- Special Sections
- Public Notices
DETROIT (AP) — General Motors Co. on Monday is halting some production and temporarily laying off workers at a Buffalo, N.Y., engine plant, another sign that Japan's disaster is affecting automakers around the globe.
GM is suspending production of engines built at its Tonawanda plant for the Chevrolet Colorado and GMC Canyon compact pickups, which are assembled at a GM factory in Shreveport, La. GM shut down its Shreveport operation this week because of a shortage of parts from Japan.
GM doesn't know when production will resume at either plant.
This latest shutdown at GM shows how interdependent the world's car makers have become. GM last week became the first U.S.-based car company to say it would suspend production because of Japanese parts shortages. Toyota and Subaru are scaling back production at U.S. plants because they depend on imports from Japan, whose car industry was hobbled March 11 after that nation's largest known earthquake and tsunami.
Even though damage at Japanese auto plants was limited, uncertainty lingers. Factories are unlikely to return to full production for months, hindered by unreliable power supplies and extensive damage to some parts suppliers.
If you currently subscribe or have subscribed in the past to the Los Alamos Monitor, then simply find your account number on your mailing label and enter it below.
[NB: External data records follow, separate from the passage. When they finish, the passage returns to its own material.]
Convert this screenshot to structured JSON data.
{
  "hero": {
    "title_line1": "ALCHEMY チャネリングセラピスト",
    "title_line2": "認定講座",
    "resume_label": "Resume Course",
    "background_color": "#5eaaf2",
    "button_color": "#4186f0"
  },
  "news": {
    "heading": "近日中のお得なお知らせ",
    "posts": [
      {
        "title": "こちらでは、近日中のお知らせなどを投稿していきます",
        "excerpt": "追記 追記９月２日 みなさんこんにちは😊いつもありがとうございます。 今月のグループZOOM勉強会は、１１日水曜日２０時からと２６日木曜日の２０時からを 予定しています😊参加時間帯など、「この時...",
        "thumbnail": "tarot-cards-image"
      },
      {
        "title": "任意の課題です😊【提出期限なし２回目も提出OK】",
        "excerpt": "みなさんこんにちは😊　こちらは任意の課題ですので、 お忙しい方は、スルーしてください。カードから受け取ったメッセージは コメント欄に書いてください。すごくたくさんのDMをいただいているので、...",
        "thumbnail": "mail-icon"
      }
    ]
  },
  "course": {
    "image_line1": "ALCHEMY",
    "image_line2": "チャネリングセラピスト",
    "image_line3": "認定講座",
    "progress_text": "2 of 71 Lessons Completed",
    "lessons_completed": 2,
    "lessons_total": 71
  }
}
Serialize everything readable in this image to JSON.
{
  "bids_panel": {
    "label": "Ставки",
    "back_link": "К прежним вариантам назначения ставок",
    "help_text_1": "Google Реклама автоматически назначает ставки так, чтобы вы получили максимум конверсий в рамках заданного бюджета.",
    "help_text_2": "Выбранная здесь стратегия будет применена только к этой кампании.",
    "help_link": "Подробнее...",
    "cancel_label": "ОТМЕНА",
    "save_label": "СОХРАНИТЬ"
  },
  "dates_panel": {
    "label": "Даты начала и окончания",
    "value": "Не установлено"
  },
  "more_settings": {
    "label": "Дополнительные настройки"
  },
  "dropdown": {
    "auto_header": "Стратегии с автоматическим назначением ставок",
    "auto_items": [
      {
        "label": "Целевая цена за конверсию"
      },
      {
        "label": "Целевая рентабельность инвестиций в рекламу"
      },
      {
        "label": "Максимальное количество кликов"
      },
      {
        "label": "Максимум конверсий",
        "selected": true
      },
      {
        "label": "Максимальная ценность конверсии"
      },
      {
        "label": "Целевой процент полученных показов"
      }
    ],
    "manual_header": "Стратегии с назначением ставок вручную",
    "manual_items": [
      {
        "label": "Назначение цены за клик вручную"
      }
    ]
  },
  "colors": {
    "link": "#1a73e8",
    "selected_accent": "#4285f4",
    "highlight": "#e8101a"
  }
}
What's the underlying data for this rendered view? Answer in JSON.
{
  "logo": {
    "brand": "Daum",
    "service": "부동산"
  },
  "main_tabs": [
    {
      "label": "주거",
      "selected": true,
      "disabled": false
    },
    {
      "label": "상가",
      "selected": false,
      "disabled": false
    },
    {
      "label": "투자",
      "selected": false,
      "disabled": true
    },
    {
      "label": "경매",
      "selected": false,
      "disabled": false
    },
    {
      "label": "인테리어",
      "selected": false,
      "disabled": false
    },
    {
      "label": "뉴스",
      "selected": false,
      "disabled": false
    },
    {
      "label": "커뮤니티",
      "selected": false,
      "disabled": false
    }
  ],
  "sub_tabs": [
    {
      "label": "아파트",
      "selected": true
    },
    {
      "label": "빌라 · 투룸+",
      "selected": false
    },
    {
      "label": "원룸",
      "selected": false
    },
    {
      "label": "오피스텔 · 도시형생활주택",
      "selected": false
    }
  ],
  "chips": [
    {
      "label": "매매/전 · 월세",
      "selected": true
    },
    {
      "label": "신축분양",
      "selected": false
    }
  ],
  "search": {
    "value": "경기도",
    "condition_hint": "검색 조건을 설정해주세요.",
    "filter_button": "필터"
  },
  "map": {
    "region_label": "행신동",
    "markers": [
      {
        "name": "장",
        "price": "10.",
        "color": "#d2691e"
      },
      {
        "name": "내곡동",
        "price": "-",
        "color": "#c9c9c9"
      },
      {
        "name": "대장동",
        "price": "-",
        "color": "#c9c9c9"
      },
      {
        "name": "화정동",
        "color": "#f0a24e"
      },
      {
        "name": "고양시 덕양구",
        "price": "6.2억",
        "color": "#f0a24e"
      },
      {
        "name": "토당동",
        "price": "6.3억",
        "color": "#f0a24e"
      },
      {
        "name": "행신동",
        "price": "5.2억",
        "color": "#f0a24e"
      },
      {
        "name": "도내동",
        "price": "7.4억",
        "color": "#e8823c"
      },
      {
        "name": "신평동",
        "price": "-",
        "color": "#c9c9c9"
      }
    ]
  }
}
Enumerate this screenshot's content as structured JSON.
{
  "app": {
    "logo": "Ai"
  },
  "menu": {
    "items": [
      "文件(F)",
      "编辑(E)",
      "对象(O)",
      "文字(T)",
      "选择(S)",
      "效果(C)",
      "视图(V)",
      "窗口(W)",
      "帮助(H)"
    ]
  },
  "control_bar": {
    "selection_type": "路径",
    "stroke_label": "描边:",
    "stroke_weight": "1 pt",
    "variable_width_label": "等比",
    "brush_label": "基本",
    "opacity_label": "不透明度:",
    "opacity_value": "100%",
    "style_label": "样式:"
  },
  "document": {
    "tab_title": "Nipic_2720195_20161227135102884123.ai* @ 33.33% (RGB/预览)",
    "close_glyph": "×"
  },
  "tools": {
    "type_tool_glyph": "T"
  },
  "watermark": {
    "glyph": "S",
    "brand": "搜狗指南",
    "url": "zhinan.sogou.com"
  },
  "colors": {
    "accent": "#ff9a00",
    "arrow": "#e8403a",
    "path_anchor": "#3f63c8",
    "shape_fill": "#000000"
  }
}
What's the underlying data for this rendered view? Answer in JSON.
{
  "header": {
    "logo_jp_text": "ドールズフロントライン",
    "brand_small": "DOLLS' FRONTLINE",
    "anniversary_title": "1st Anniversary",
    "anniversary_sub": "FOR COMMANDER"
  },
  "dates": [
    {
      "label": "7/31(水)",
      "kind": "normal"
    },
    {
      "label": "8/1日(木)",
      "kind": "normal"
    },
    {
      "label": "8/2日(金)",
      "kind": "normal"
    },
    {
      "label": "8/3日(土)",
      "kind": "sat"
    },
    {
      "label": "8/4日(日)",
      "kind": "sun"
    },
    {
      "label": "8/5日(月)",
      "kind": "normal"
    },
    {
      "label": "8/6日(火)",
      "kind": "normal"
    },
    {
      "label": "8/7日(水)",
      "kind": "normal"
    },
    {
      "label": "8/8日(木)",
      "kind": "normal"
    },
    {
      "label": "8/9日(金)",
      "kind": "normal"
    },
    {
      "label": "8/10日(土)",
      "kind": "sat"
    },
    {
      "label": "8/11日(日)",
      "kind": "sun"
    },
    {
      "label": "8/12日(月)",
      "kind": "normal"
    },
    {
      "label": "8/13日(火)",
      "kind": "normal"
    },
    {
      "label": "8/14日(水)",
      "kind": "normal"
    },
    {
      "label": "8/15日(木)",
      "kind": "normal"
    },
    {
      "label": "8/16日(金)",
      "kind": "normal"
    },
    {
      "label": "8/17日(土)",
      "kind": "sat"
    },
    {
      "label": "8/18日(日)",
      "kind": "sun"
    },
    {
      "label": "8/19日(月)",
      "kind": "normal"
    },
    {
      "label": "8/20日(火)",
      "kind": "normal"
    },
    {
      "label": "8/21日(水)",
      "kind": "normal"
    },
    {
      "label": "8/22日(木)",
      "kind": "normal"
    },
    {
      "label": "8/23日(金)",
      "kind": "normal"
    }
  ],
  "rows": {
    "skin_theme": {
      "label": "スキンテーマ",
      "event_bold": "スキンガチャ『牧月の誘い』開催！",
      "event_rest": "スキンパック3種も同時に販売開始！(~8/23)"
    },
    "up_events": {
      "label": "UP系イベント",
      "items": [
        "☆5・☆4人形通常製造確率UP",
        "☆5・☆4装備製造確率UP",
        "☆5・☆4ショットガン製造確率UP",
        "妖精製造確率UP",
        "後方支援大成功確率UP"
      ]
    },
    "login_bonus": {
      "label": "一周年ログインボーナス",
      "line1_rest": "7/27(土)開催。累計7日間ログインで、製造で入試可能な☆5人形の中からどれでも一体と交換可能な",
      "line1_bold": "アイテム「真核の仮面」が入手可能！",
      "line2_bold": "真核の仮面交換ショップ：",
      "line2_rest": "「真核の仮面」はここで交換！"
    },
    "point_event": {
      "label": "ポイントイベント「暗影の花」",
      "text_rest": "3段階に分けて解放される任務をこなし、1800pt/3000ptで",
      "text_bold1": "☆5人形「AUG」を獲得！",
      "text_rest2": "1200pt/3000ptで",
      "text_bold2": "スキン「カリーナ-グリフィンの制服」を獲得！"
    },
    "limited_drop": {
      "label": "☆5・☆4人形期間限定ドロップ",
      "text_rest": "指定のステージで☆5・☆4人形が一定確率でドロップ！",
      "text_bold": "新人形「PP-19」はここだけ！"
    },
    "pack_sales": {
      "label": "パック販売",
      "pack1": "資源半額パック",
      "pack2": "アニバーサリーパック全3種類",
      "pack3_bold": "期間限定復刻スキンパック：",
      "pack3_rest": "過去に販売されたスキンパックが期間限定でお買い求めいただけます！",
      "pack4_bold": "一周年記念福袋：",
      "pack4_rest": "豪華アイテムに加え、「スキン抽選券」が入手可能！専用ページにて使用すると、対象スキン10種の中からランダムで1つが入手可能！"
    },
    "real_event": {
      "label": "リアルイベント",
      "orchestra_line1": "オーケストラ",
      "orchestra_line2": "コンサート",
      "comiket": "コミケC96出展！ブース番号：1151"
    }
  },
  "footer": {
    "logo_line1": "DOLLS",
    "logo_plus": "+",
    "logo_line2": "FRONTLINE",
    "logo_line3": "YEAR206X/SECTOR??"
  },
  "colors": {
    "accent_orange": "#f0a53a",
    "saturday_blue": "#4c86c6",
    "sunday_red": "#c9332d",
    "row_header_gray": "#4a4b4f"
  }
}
Click the question mark below to see where your account ID appears on your mailing label.
If you are new to the award winning Los Alamos Monitor and wish to get a subscription or simply gain access to our online content then please enter your ZIP code below and continue to setup your account.